Read the case study of ACT's project with Possible to find out how we used local people and cultural cues to change opinions around car usage in Birmingham without mentioning climate change.

9. Expand the scope of 'climate action' to include the diverse ways people are getting involved

The action we typically demand from Persuadable groups, such as writing to MP's, joining a protest or signing petitions are often misunderstood, seen as futile, or not inclusive to their communities.  These groups are often engaged in their own way, whether that's taking part in local action groups, church run sessions, community clean ups or training for the green transition in their career. Our campaigns need to seek embrace the multifaceted ways Persuadables get involved.

📢
Expert perspective
​​“The environmental justice movement for working-class people is the trade union movement.

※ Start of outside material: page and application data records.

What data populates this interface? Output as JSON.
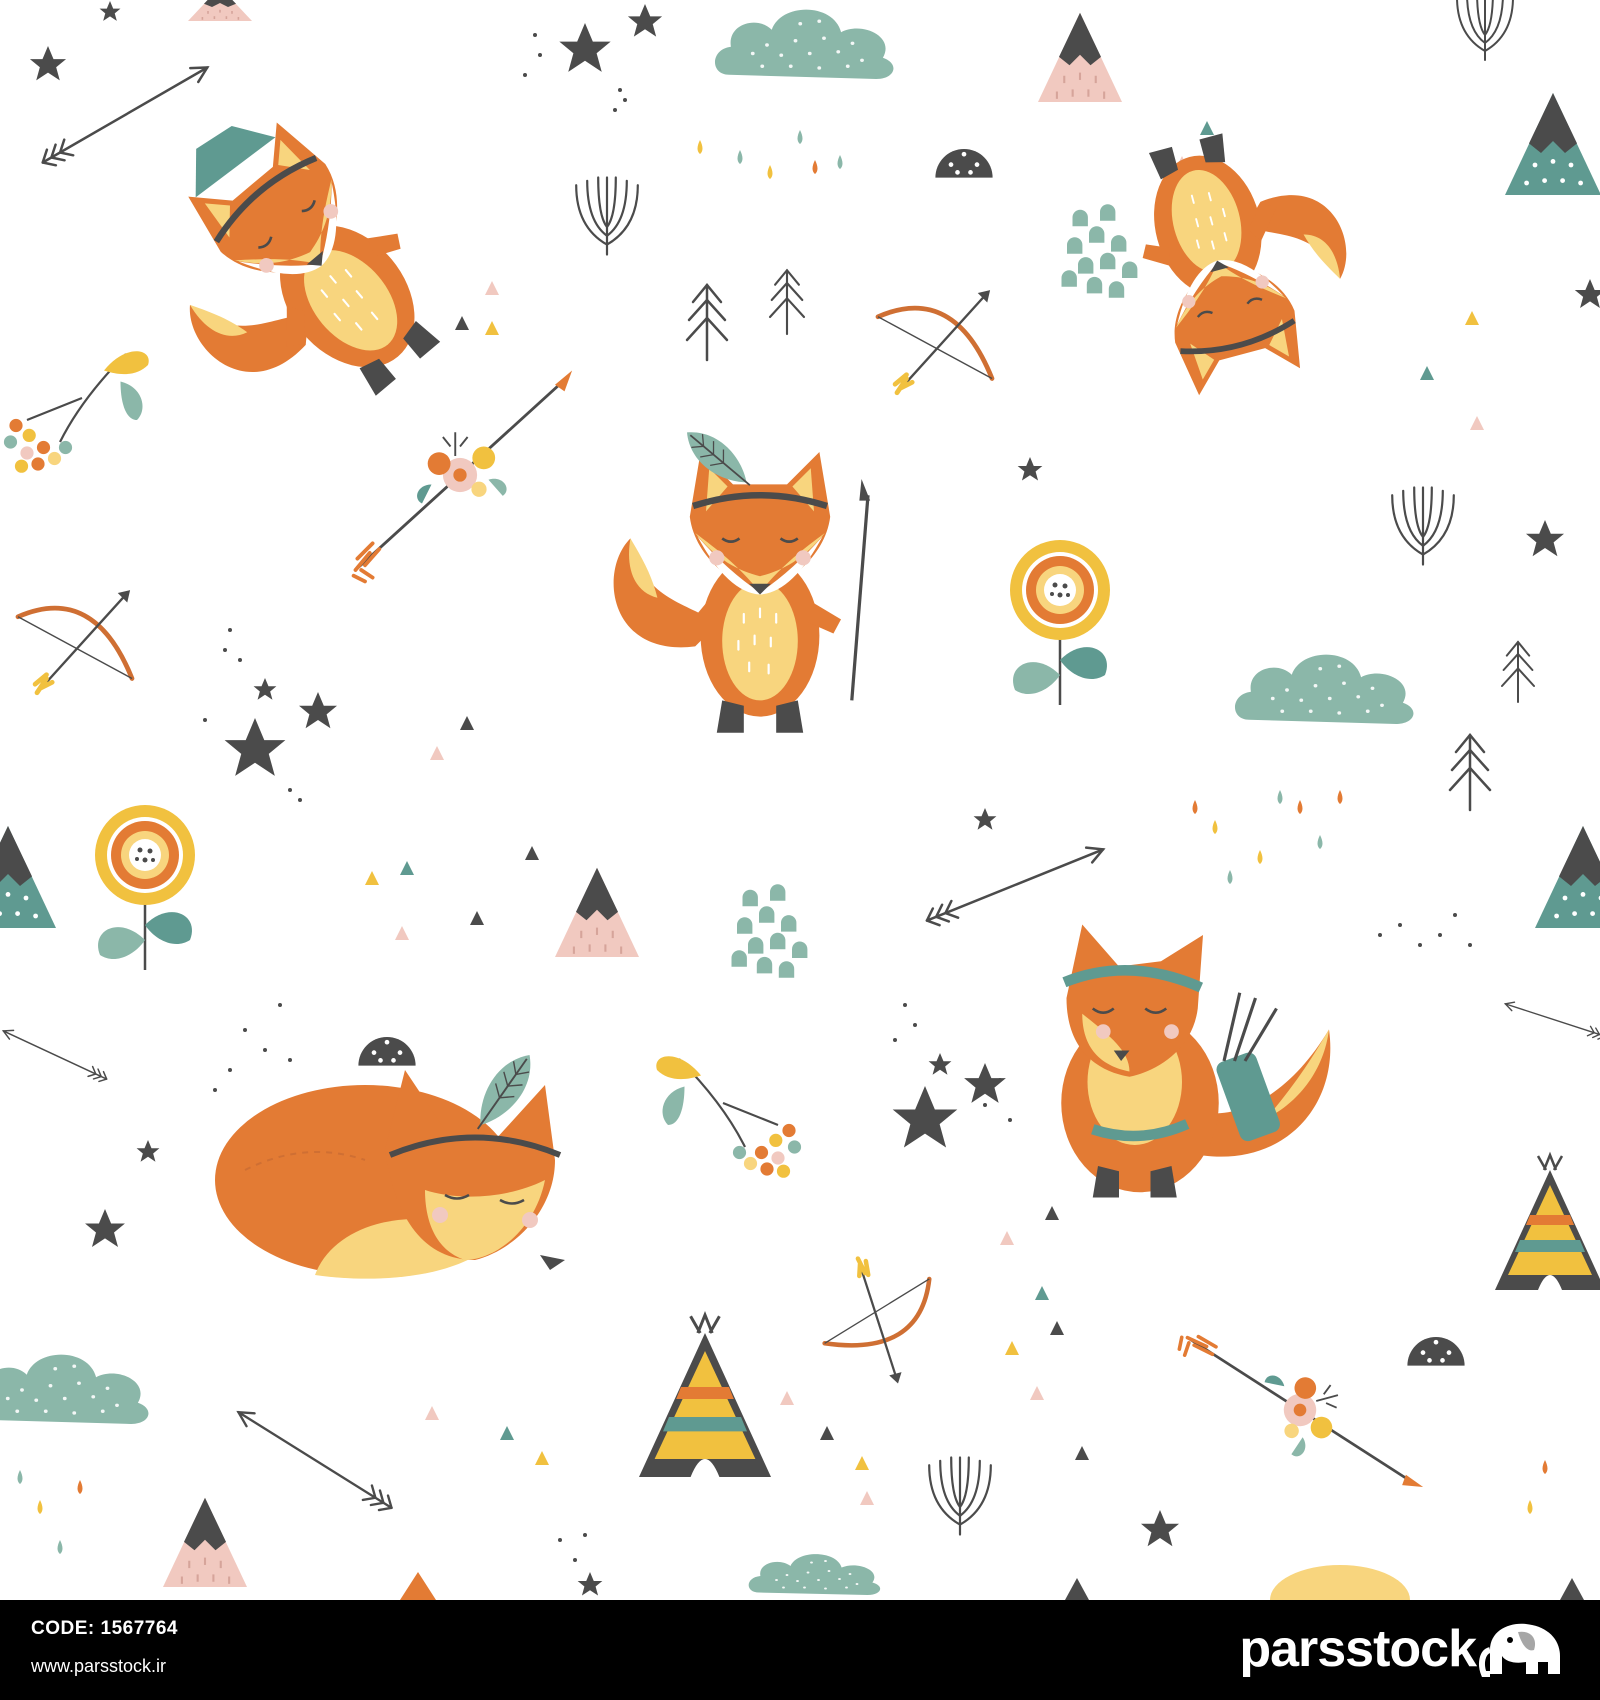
{
  "image": {
    "description_colors": {
      "fox": "#e37b34",
      "fox_light": "#f8d57e",
      "teal": "#8bb7a9",
      "dark": "#4b4b4b",
      "pink": "#f1c9c0",
      "yellow": "#f1c13f",
      "background": "#ffffff"
    },
    "watermark": "parsstock"
  },
  "footer": {
    "code_label": "CODE:",
    "code_value": "1567764",
    "url": "www.parsstock.ir",
    "brand": "parsstock",
    "brand_icon": "elephant-logo-icon"
  }
}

So working-class people are engaged-they’re just not engaged with the same things as you” Dr Karen Bell,University of Glasgow

Example:

The UK’s first Black Ecofeminist Summit was held in London last year. The event amplified the voices of Black environmentalists from the UK, US, and African and Caribbean diasporas.

10. Develop an effective media and targeting approach, and make it work hard for you

Where and how many times a Persuadable sees a campaign can have a big impact on how receptive they are to the message at its heart. Campaigns should embrace a multi-channel approach, which reflects Persuadables diverse media consumption patterns and includes more trusted sources.

Across the six advertising projects we delivered last year, social media was the least trusted channel across the board, whereas more traditional channels such as press in the local newspaper, billboards, or video-on-demand were better received, seen as inherently more trustworthy. These channels might be a little bit more expensive than digital, but they can be more affordable if, for example, you choose to localise a campaign and focus on one region of the UK. Get in touch with the team if you would like our help with advertising on trusted channels.

📢
Persuadable perspective
"I’ll put the TV on the background while I work...I get my content on Whatsapp and Facebook or Instagram"
0:00
/

By using a multichannel approach and positive messaging we were able to create hope for a green industrial future in the West Midlands.

🖊️
If you are enjoying our resources and want to get access to all of them, sign up as a member.
👋
If you want to try advertising to get your message in front of millions of people, get in touch with Florencia at florencia@actclimatelabs.com
🧾
Further reading:
Advertising Guide: How we created impact with six innovative climate campaigns. A resource bank to dive into learnings from our advertising campaigns so far.
Misinformation Alert: Conspiracy Thinking. Tools to help you navigate and combat conspiracy thinking.
Advertising Guide: Fact, Myth, Fallacy. A useful model on how to identify and combat misinformation.